===== Material for this task =====
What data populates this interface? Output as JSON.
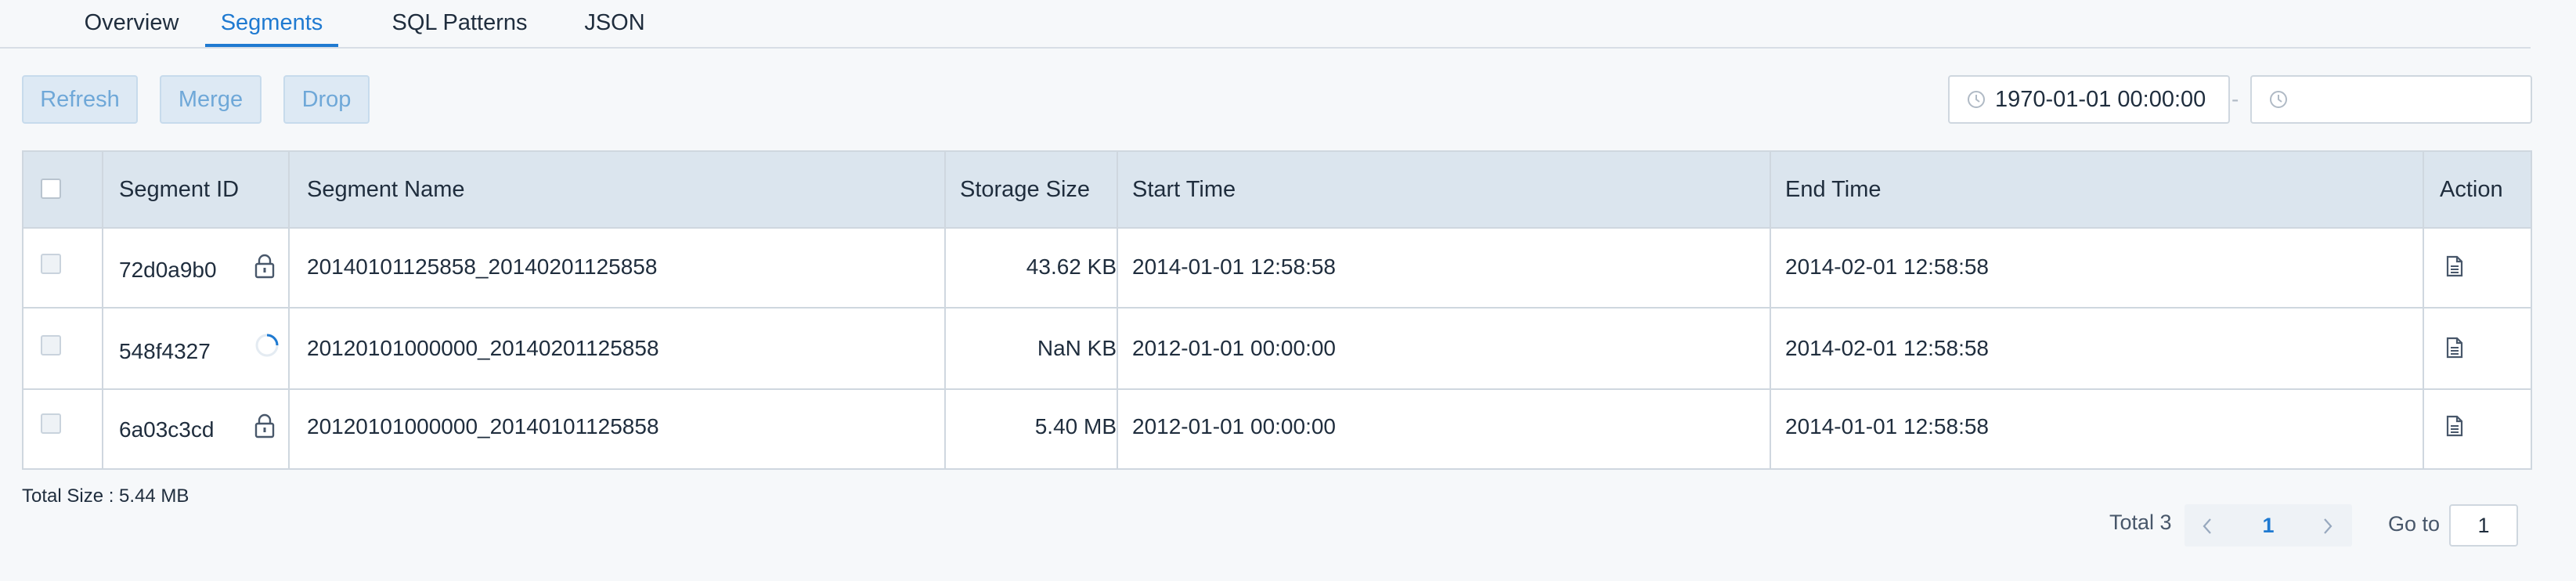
{
  "tabs": [
    {
      "label": "Overview",
      "active": false
    },
    {
      "label": "Segments",
      "active": true
    },
    {
      "label": "SQL Patterns",
      "active": false
    },
    {
      "label": "JSON",
      "active": false
    }
  ],
  "toolbar": {
    "refresh_label": "Refresh",
    "merge_label": "Merge",
    "drop_label": "Drop"
  },
  "date_range": {
    "start": "1970-01-01 00:00:00",
    "separator": "-",
    "end": ""
  },
  "table": {
    "columns": [
      "Segment ID",
      "Segment Name",
      "Storage Size",
      "Start Time",
      "End Time",
      "Action"
    ],
    "rows": [
      {
        "id": "72d0a9b0",
        "status_icon": "lock-icon",
        "name": "20140101125858_20140201125858",
        "size": "43.62 KB",
        "start": "2014-01-01 12:58:58",
        "end": "2014-02-01 12:58:58",
        "action_icon": "document-icon"
      },
      {
        "id": "548f4327",
        "status_icon": "loading-spinner-icon",
        "name": "20120101000000_20140201125858",
        "size": "NaN KB",
        "start": "2012-01-01 00:00:00",
        "end": "2014-02-01 12:58:58",
        "action_icon": "document-icon"
      },
      {
        "id": "6a03c3cd",
        "status_icon": "lock-icon",
        "name": "20120101000000_20140101125858",
        "size": "5.40 MB",
        "start": "2012-01-01 00:00:00",
        "end": "2014-01-01 12:58:58",
        "action_icon": "document-icon"
      }
    ]
  },
  "total_size": "Total Size : 5.44 MB",
  "pagination": {
    "total_label": "Total 3",
    "current_page": "1",
    "goto_label": "Go to",
    "goto_value": "1"
  },
  "colors": {
    "accent": "#1f7ad1",
    "header_bg": "#dbe5ee",
    "button_bg": "#dde9f4",
    "button_text": "#6fa8d8"
  }
}
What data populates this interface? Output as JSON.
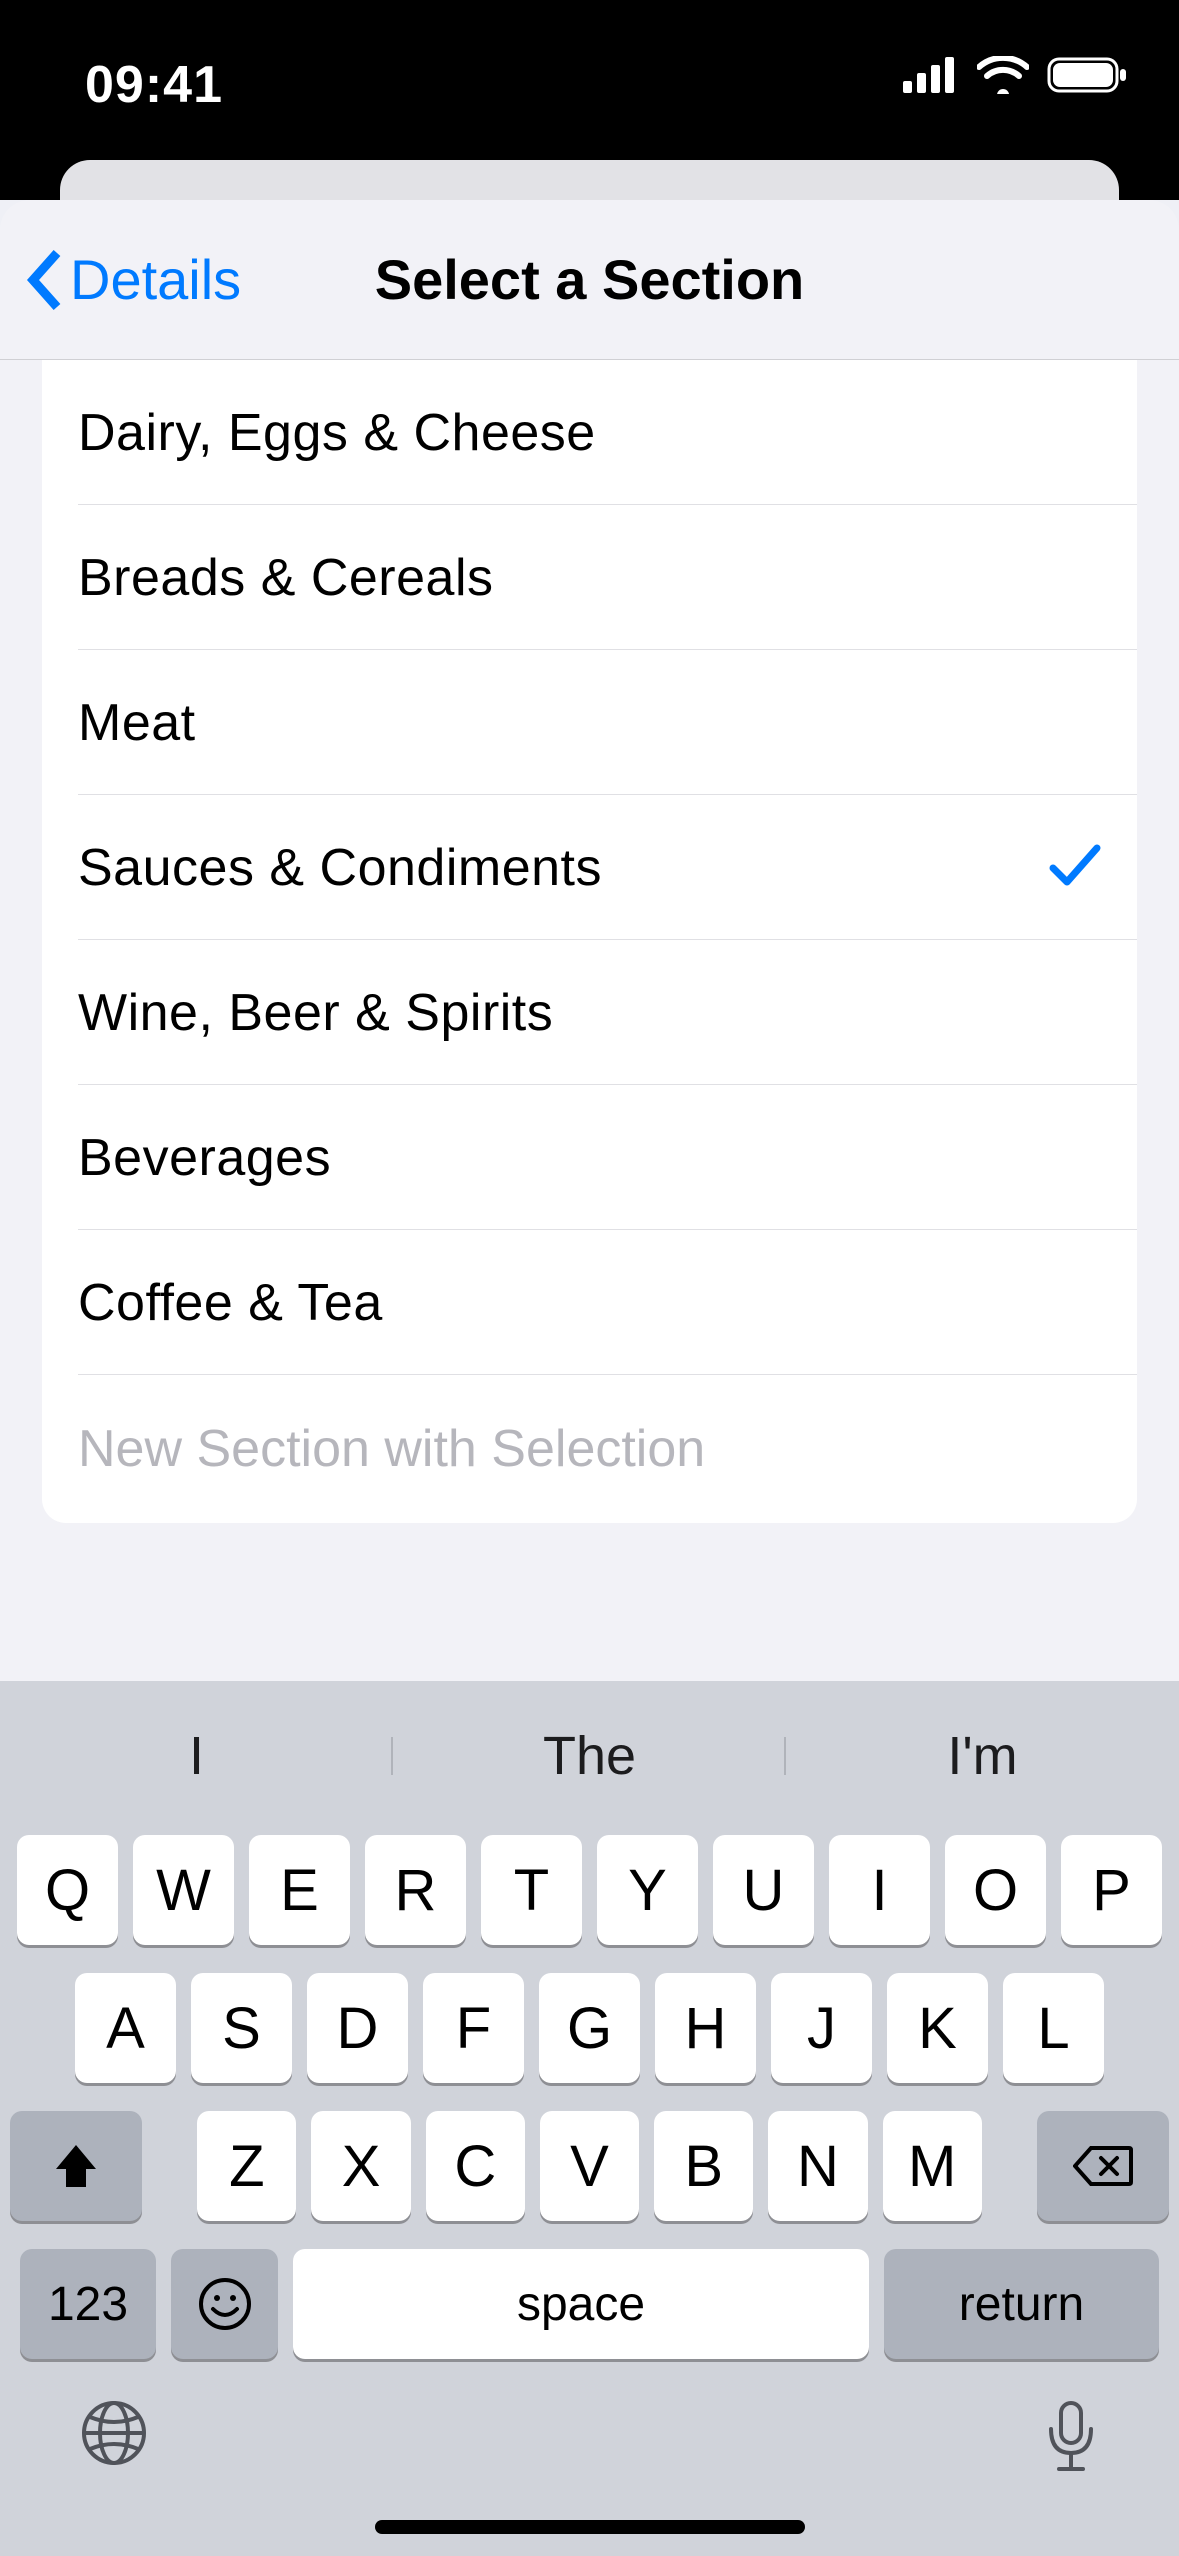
{
  "status": {
    "time": "09:41"
  },
  "nav": {
    "back": "Details",
    "title": "Select a Section"
  },
  "sections": [
    {
      "label": "Dairy, Eggs & Cheese",
      "selected": false
    },
    {
      "label": "Breads & Cereals",
      "selected": false
    },
    {
      "label": "Meat",
      "selected": false
    },
    {
      "label": "Sauces & Condiments",
      "selected": true
    },
    {
      "label": "Wine, Beer & Spirits",
      "selected": false
    },
    {
      "label": "Beverages",
      "selected": false
    },
    {
      "label": "Coffee & Tea",
      "selected": false
    }
  ],
  "newSection": {
    "placeholder": "New Section with Selection",
    "value": ""
  },
  "keyboard": {
    "suggestions": [
      "I",
      "The",
      "I'm"
    ],
    "row1": [
      "Q",
      "W",
      "E",
      "R",
      "T",
      "Y",
      "U",
      "I",
      "O",
      "P"
    ],
    "row2": [
      "A",
      "S",
      "D",
      "F",
      "G",
      "H",
      "J",
      "K",
      "L"
    ],
    "row3": [
      "Z",
      "X",
      "C",
      "V",
      "B",
      "N",
      "M"
    ],
    "numKey": "123",
    "space": "space",
    "return": "return"
  }
}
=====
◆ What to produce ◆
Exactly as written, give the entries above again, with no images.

◆ Answer to the exercise ◆
What data populates this interface? Output as JSON.
{
  "tabs": [
    {
      "label": "Overview",
      "active": false
    },
    {
      "label": "Segments",
      "active": true
    },
    {
      "label": "SQL Patterns",
      "active": false
    },
    {
      "label": "JSON",
      "active": false
    }
  ],
  "toolbar": {
    "refresh_label": "Refresh",
    "merge_label": "Merge",
    "drop_label": "Drop"
  },
  "date_range": {
    "start": "1970-01-01 00:00:00",
    "separator": "-",
    "end": ""
  },
  "table": {
    "columns": [
      "Segment ID",
      "Segment Name",
      "Storage Size",
      "Start Time",
      "End Time",
      "Action"
    ],
    "rows": [
      {
        "id": "72d0a9b0",
        "status_icon": "lock-icon",
        "name": "20140101125858_20140201125858",
        "size": "43.62 KB",
        "start": "2014-01-01 12:58:58",
        "end": "2014-02-01 12:58:58",
        "action_icon": "document-icon"
      },
      {
        "id": "548f4327",
        "status_icon": "loading-spinner-icon",
        "name": "20120101000000_20140201125858",
        "size": "NaN KB",
        "start": "2012-01-01 00:00:00",
        "end": "2014-02-01 12:58:58",
        "action_icon": "document-icon"
      },
      {
        "id": "6a03c3cd",
        "status_icon": "lock-icon",
        "name": "20120101000000_20140101125858",
        "size": "5.40 MB",
        "start": "2012-01-01 00:00:00",
        "end": "2014-01-01 12:58:58",
        "action_icon": "document-icon"
      }
    ]
  },
  "total_size": "Total Size : 5.44 MB",
  "pagination": {
    "total_label": "Total 3",
    "current_page": "1",
    "goto_label": "Go to",
    "goto_value": "1"
  },
  "colors": {
    "accent": "#1f7ad1",
    "header_bg": "#dbe5ee",
    "button_bg": "#dde9f4",
    "button_text": "#6fa8d8"
  }
}
What data populates this interface? Output as JSON.
{
  "status": {
    "time": "09:41"
  },
  "nav": {
    "back": "Details",
    "title": "Select a Section"
  },
  "sections": [
    {
      "label": "Dairy, Eggs & Cheese",
      "selected": false
    },
    {
      "label": "Breads & Cereals",
      "selected": false
    },
    {
      "label": "Meat",
      "selected": false
    },
    {
      "label": "Sauces & Condiments",
      "selected": true
    },
    {
      "label": "Wine, Beer & Spirits",
      "selected": false
    },
    {
      "label": "Beverages",
      "selected": false
    },
    {
      "label": "Coffee & Tea",
      "selected": false
    }
  ],
  "newSection": {
    "placeholder": "New Section with Selection",
    "value": ""
  },
  "keyboard": {
    "suggestions": [
      "I",
      "The",
      "I'm"
    ],
    "row1": [
      "Q",
      "W",
      "E",
      "R",
      "T",
      "Y",
      "U",
      "I",
      "O",
      "P"
    ],
    "row2": [
      "A",
      "S",
      "D",
      "F",
      "G",
      "H",
      "J",
      "K",
      "L"
    ],
    "row3": [
      "Z",
      "X",
      "C",
      "V",
      "B",
      "N",
      "M"
    ],
    "numKey": "123",
    "space": "space",
    "return": "return"
  }
}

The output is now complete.